Records from a dataset:
--------------------------------

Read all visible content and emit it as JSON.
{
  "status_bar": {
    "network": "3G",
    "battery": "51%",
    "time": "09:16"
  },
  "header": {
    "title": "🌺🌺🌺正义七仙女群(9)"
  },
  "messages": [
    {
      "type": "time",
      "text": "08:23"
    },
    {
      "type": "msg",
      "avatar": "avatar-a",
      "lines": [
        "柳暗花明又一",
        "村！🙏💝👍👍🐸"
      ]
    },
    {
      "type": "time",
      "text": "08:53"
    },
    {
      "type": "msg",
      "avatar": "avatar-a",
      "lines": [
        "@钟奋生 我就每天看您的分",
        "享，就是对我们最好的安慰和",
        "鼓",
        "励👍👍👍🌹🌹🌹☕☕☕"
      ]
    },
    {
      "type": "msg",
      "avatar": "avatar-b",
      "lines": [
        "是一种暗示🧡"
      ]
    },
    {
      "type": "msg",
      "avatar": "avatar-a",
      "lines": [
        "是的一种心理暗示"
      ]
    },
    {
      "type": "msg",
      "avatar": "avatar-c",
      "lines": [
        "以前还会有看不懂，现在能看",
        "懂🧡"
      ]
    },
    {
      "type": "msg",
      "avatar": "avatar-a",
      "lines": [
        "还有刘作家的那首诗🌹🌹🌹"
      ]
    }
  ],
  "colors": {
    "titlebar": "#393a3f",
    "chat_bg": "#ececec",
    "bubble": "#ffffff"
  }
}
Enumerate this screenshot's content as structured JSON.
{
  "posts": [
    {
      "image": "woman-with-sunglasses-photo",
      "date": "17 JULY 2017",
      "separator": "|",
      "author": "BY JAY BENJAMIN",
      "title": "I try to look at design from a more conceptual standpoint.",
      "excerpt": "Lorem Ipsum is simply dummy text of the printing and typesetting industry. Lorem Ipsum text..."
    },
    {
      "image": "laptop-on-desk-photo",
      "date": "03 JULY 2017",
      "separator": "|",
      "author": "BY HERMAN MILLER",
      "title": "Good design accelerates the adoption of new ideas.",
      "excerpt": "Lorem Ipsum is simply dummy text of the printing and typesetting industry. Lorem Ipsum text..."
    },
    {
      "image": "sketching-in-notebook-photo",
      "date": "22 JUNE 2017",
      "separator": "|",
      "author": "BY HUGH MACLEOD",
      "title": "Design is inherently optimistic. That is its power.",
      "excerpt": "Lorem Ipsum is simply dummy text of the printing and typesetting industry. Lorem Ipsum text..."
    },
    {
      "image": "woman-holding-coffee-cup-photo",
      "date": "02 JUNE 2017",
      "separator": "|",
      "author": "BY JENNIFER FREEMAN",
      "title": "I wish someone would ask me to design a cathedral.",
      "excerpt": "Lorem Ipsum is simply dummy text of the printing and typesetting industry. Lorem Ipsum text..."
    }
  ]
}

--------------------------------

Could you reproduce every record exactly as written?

◆ **RESULT**
Read all visible content and emit it as JSON.
{
  "status_bar": {
    "network": "3G",
    "battery": "51%",
    "time": "09:16"
  },
  "header": {
    "title": "🌺🌺🌺正义七仙女群(9)"
  },
  "messages": [
    {
      "type": "time",
      "text": "08:23"
    },
    {
      "type": "msg",
      "avatar": "avatar-a",
      "lines": [
        "柳暗花明又一",
        "村！🙏💝👍👍🐸"
      ]
    },
    {
      "type": "time",
      "text": "08:53"
    },
    {
      "type": "msg",
      "avatar": "avatar-a",
      "lines": [
        "@钟奋生 我就每天看您的分",
        "享，就是对我们最好的安慰和",
        "鼓",
        "励👍👍👍🌹🌹🌹☕☕☕"
      ]
    },
    {
      "type": "msg",
      "avatar": "avatar-b",
      "lines": [
        "是一种暗示🧡"
      ]
    },
    {
      "type": "msg",
      "avatar": "avatar-a",
      "lines": [
        "是的一种心理暗示"
      ]
    },
    {
      "type": "msg",
      "avatar": "avatar-c",
      "lines": [
        "以前还会有看不懂，现在能看",
        "懂🧡"
      ]
    },
    {
      "type": "msg",
      "avatar": "avatar-a",
      "lines": [
        "还有刘作家的那首诗🌹🌹🌹"
      ]
    }
  ],
  "colors": {
    "titlebar": "#393a3f",
    "chat_bg": "#ececec",
    "bubble": "#ffffff"
  }
}
Enumerate this screenshot's content as structured JSON.
{
  "posts": [
    {
      "image": "woman-with-sunglasses-photo",
      "date": "17 JULY 2017",
      "separator": "|",
      "author": "BY JAY BENJAMIN",
      "title": "I try to look at design from a more conceptual standpoint.",
      "excerpt": "Lorem Ipsum is simply dummy text of the printing and typesetting industry. Lorem Ipsum text..."
    },
    {
      "image": "laptop-on-desk-photo",
      "date": "03 JULY 2017",
      "separator": "|",
      "author": "BY HERMAN MILLER",
      "title": "Good design accelerates the adoption of new ideas.",
      "excerpt": "Lorem Ipsum is simply dummy text of the printing and typesetting industry. Lorem Ipsum text..."
    },
    {
      "image": "sketching-in-notebook-photo",
      "date": "22 JUNE 2017",
      "separator": "|",
      "author": "BY HUGH MACLEOD",
      "title": "Design is inherently optimistic. That is its power.",
      "excerpt": "Lorem Ipsum is simply dummy text of the printing and typesetting industry. Lorem Ipsum text..."
    },
    {
      "image": "woman-holding-coffee-cup-photo",
      "date": "02 JUNE 2017",
      "separator": "|",
      "author": "BY JENNIFER FREEMAN",
      "title": "I wish someone would ask me to design a cathedral.",
      "excerpt": "Lorem Ipsum is simply dummy text of the printing and typesetting industry. Lorem Ipsum text..."
    }
  ]
}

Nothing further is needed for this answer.